_Task objective_. What is needed is each line of the data below that holds the string "JSON".

Dataset entries:
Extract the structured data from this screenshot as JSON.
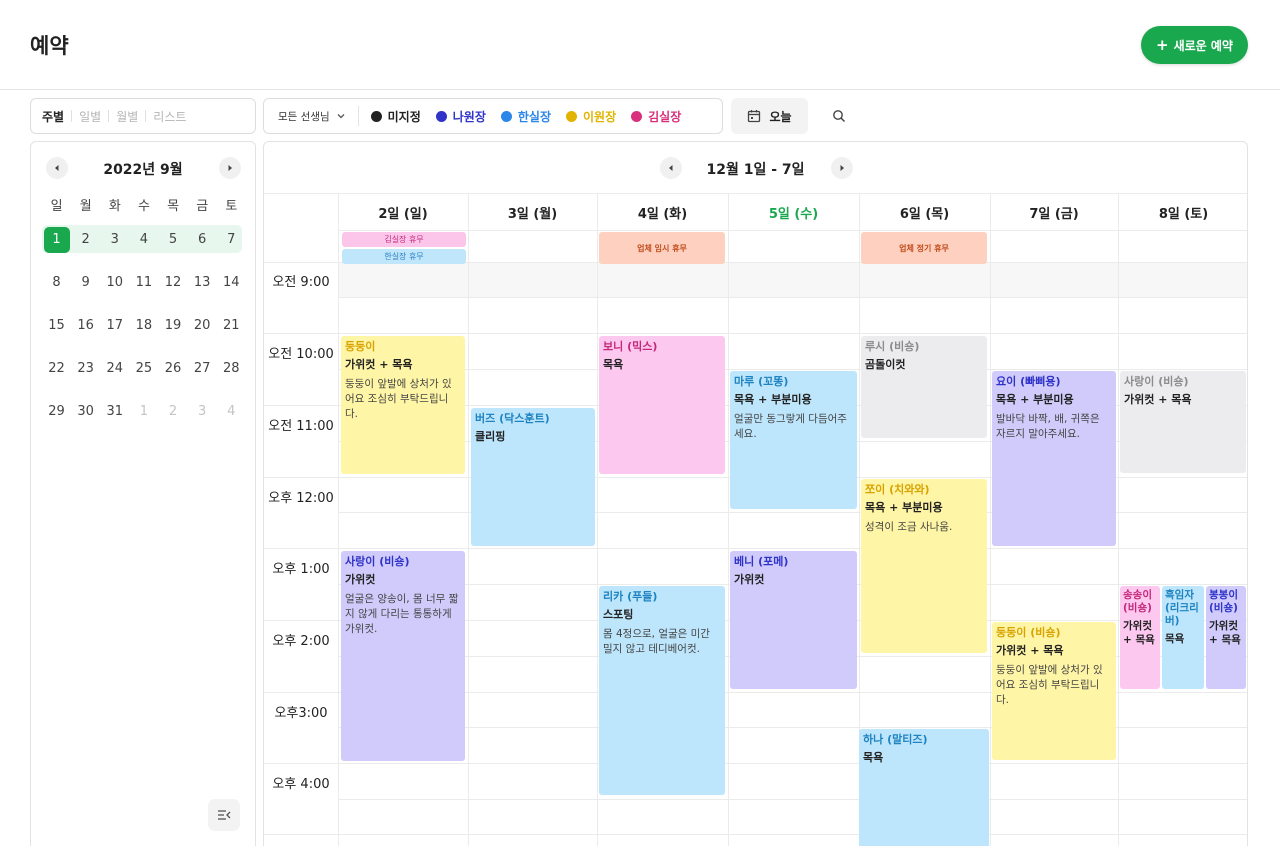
{
  "header": {
    "title": "예약",
    "new_button": "새로운 예약"
  },
  "view_tabs": [
    "주별",
    "일별",
    "월별",
    "리스트"
  ],
  "filter": {
    "teacher_select": "모든 선생님",
    "legend": [
      {
        "label": "미지정",
        "color": "#222222"
      },
      {
        "label": "나원장",
        "color": "#2f33c8"
      },
      {
        "label": "한실장",
        "color": "#2a86e8"
      },
      {
        "label": "이원장",
        "color": "#e0b400"
      },
      {
        "label": "김실장",
        "color": "#d8307c"
      }
    ]
  },
  "today_button": "오늘",
  "mini_calendar": {
    "title": "2022년 9월",
    "weekdays": [
      "일",
      "월",
      "화",
      "수",
      "목",
      "금",
      "토"
    ],
    "weeks": [
      [
        "1",
        "2",
        "3",
        "4",
        "5",
        "6",
        "7"
      ],
      [
        "8",
        "9",
        "10",
        "11",
        "12",
        "13",
        "14"
      ],
      [
        "15",
        "16",
        "17",
        "18",
        "19",
        "20",
        "21"
      ],
      [
        "22",
        "23",
        "24",
        "25",
        "26",
        "27",
        "28"
      ],
      [
        "29",
        "30",
        "31",
        "1",
        "2",
        "3",
        "4"
      ]
    ]
  },
  "week": {
    "title": "12월 1일 - 7일",
    "days": [
      "2일 (일)",
      "3일 (월)",
      "4일 (화)",
      "5일 (수)",
      "6일 (목)",
      "7일 (금)",
      "8일 (토)"
    ],
    "times": [
      "오전 9:00",
      "오전 10:00",
      "오전 11:00",
      "오후 12:00",
      "오후 1:00",
      "오후 2:00",
      "오후3:00",
      "오후 4:00"
    ],
    "closures": [
      {
        "label": "김실장 휴무"
      },
      {
        "label": "한실장 휴무"
      },
      {
        "label": "업체 임시 휴무"
      },
      {
        "label": "업체 정기 휴무"
      }
    ],
    "events": [
      {
        "name": "둥둥이",
        "service": "가위컷 + 목욕",
        "note": "둥둥이 앞발에 상처가 있어요 조심히 부탁드립니다."
      },
      {
        "name": "사랑이 (비숑)",
        "service": "가위컷",
        "note": "얼굴은 양송이, 몸 너무 짧지 않게 다리는 통통하게 가위컷."
      },
      {
        "name": "버즈 (닥스훈트)",
        "service": "클리핑",
        "note": ""
      },
      {
        "name": "보니 (믹스)",
        "service": "목욕",
        "note": ""
      },
      {
        "name": "리카 (푸들)",
        "service": "스포팅",
        "note": "몸 4정으로, 얼굴은 미간 밀지 않고 테디베어컷."
      },
      {
        "name": "마루 (꼬똥)",
        "service": "목욕 + 부분미용",
        "note": "얼굴만 동그랗게 다듬어주세요."
      },
      {
        "name": "베니 (포메)",
        "service": "가위컷",
        "note": ""
      },
      {
        "name": "루시 (비숑)",
        "service": "곰돌이컷",
        "note": ""
      },
      {
        "name": "쪼이 (치와와)",
        "service": "목욕 + 부분미용",
        "note": "성격이 조금 사나움."
      },
      {
        "name": "하나 (말티즈)",
        "service": "목욕",
        "note": ""
      },
      {
        "name": "요이 (빠삐용)",
        "service": "목욕 + 부분미용",
        "note": "발바닥 바짝, 배, 귀쪽은 자르지 말아주세요."
      },
      {
        "name": "둥둥이 (비숑)",
        "service": "가위컷 + 목욕",
        "note": "둥둥이 앞발에 상처가 있어요 조심히 부탁드립니다."
      },
      {
        "name": "사랑이 (비숑)",
        "service": "가위컷 + 목욕",
        "note": ""
      },
      {
        "name": "송송이 (비숑)",
        "service": "가위컷 + 목욕",
        "note": ""
      },
      {
        "name": "흑임자 (리크리버)",
        "service": "목욕",
        "note": ""
      },
      {
        "name": "봉봉이 (비숑)",
        "service": "가위컷 + 목욕",
        "note": ""
      }
    ]
  }
}
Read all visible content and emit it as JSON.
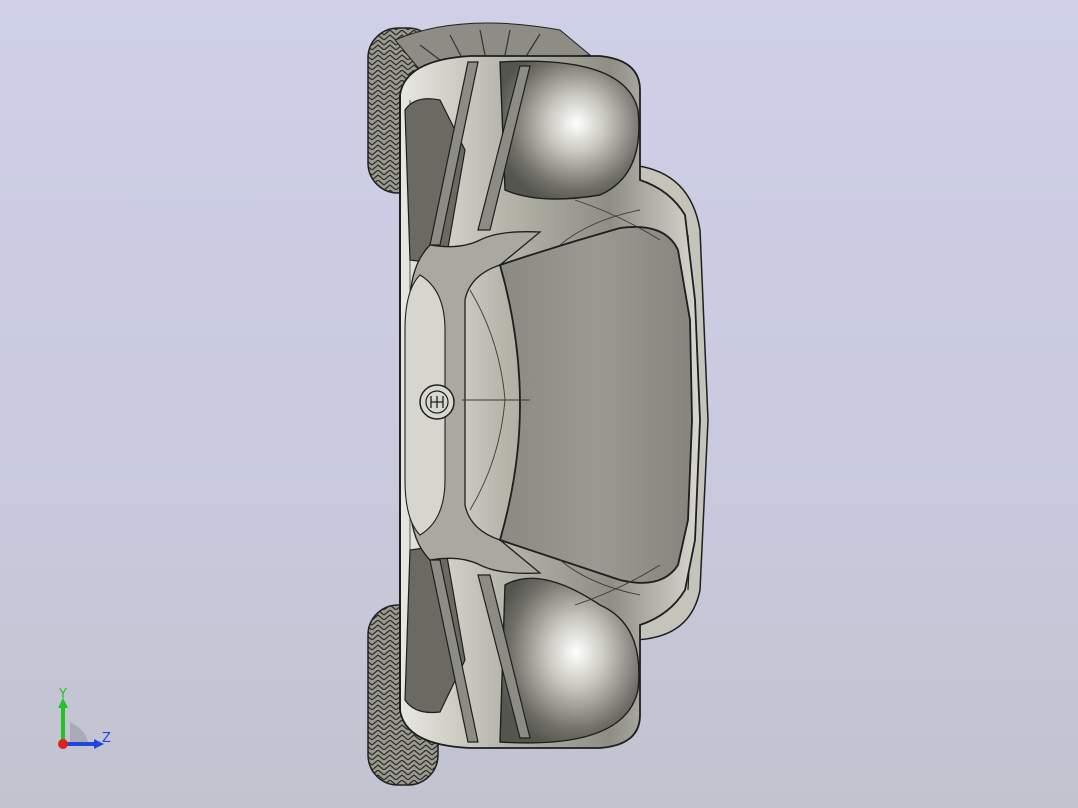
{
  "viewport": {
    "background_top": "#cfd0e8",
    "background_bottom": "#c2c3cf"
  },
  "model": {
    "subject": "car-body-top-view",
    "body_color": "#b9b9ad",
    "shadow_color": "#5e5e58",
    "tire_color": "#3b3b36",
    "edge_color": "#202020"
  },
  "triad": {
    "y_label": "Y",
    "z_label": "Z",
    "y_color": "#22c322",
    "z_color": "#2046e0",
    "x_color": "#e02020"
  }
}
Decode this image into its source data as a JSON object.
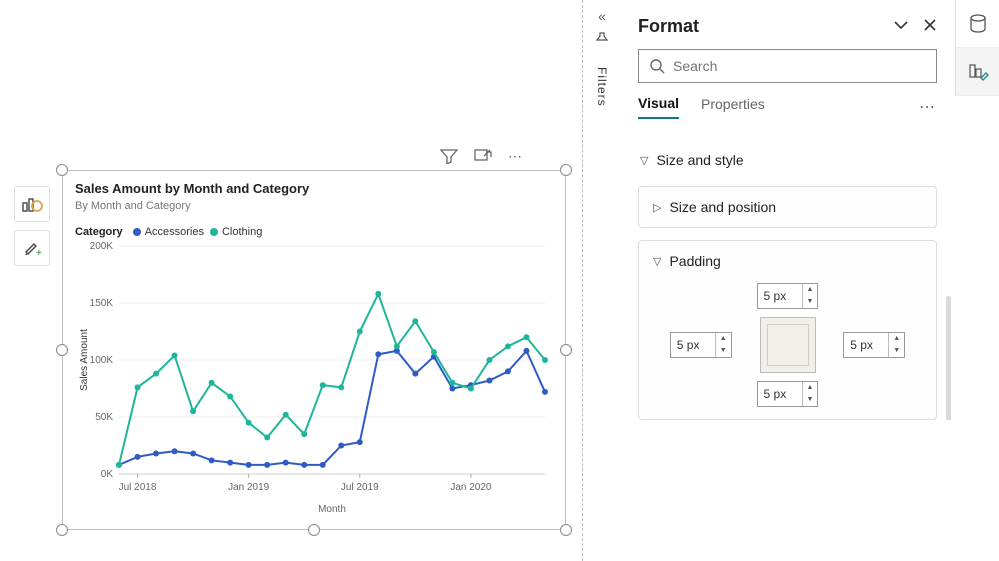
{
  "left_toolbar": {
    "chart_icon": "chart-types-icon",
    "brush_icon": "format-brush-icon"
  },
  "visual_header": {
    "filter": "filter-icon",
    "focus": "focus-mode-icon",
    "more": "⋯"
  },
  "filters_rail": {
    "collapse": "«",
    "label": "Filters",
    "speaker": "filters-audio-icon"
  },
  "right_icons": {
    "data": "data-pane-icon",
    "brush": "format-pane-icon"
  },
  "format_pane": {
    "title": "Format",
    "header_icons": {
      "expand": "expand-icon",
      "close": "close-icon"
    },
    "search_placeholder": "Search",
    "tabs": {
      "visual": "Visual",
      "properties": "Properties",
      "more": "⋯"
    },
    "sections": {
      "size_style": "Size and style",
      "size_position": "Size and position",
      "padding": "Padding"
    },
    "padding_values": {
      "top": "5 px",
      "left": "5 px",
      "right": "5 px",
      "bottom": "5 px"
    }
  },
  "chart_data": {
    "type": "line",
    "title": "Sales Amount by Month and Category",
    "subtitle": "By Month and Category",
    "legend_title": "Category",
    "xlabel": "Month",
    "ylabel": "Sales Amount",
    "ylim": [
      0,
      200000
    ],
    "y_ticks": [
      0,
      50000,
      100000,
      150000,
      200000
    ],
    "y_tick_labels": [
      "0K",
      "50K",
      "100K",
      "150K",
      "200K"
    ],
    "x_tick_labels": [
      "Jul 2018",
      "Jan 2019",
      "Jul 2019",
      "Jan 2020"
    ],
    "x_tick_indices": [
      1,
      7,
      13,
      19
    ],
    "categories": [
      "Jun 2018",
      "Jul 2018",
      "Aug 2018",
      "Sep 2018",
      "Oct 2018",
      "Nov 2018",
      "Dec 2018",
      "Jan 2019",
      "Feb 2019",
      "Mar 2019",
      "Apr 2019",
      "May 2019",
      "Jun 2019",
      "Jul 2019",
      "Aug 2019",
      "Sep 2019",
      "Oct 2019",
      "Nov 2019",
      "Dec 2019",
      "Jan 2020",
      "Feb 2020",
      "Mar 2020",
      "Apr 2020",
      "May 2020"
    ],
    "series": [
      {
        "name": "Accessories",
        "color": "#2f5bc4",
        "values": [
          8000,
          15000,
          18000,
          20000,
          18000,
          12000,
          10000,
          8000,
          8000,
          10000,
          8000,
          8000,
          25000,
          28000,
          105000,
          108000,
          88000,
          103000,
          75000,
          78000,
          82000,
          90000,
          108000,
          72000
        ]
      },
      {
        "name": "Clothing",
        "color": "#1fb59a",
        "values": [
          8000,
          76000,
          88000,
          104000,
          55000,
          80000,
          68000,
          45000,
          32000,
          52000,
          35000,
          78000,
          76000,
          125000,
          158000,
          112000,
          134000,
          107000,
          80000,
          75000,
          100000,
          112000,
          120000,
          100000
        ]
      }
    ]
  }
}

_Answer to the problem_.
Extract the structured data from this screenshot as JSON.
Read all visible content and emit it as JSON.
Decode this image into its source data as a JSON object.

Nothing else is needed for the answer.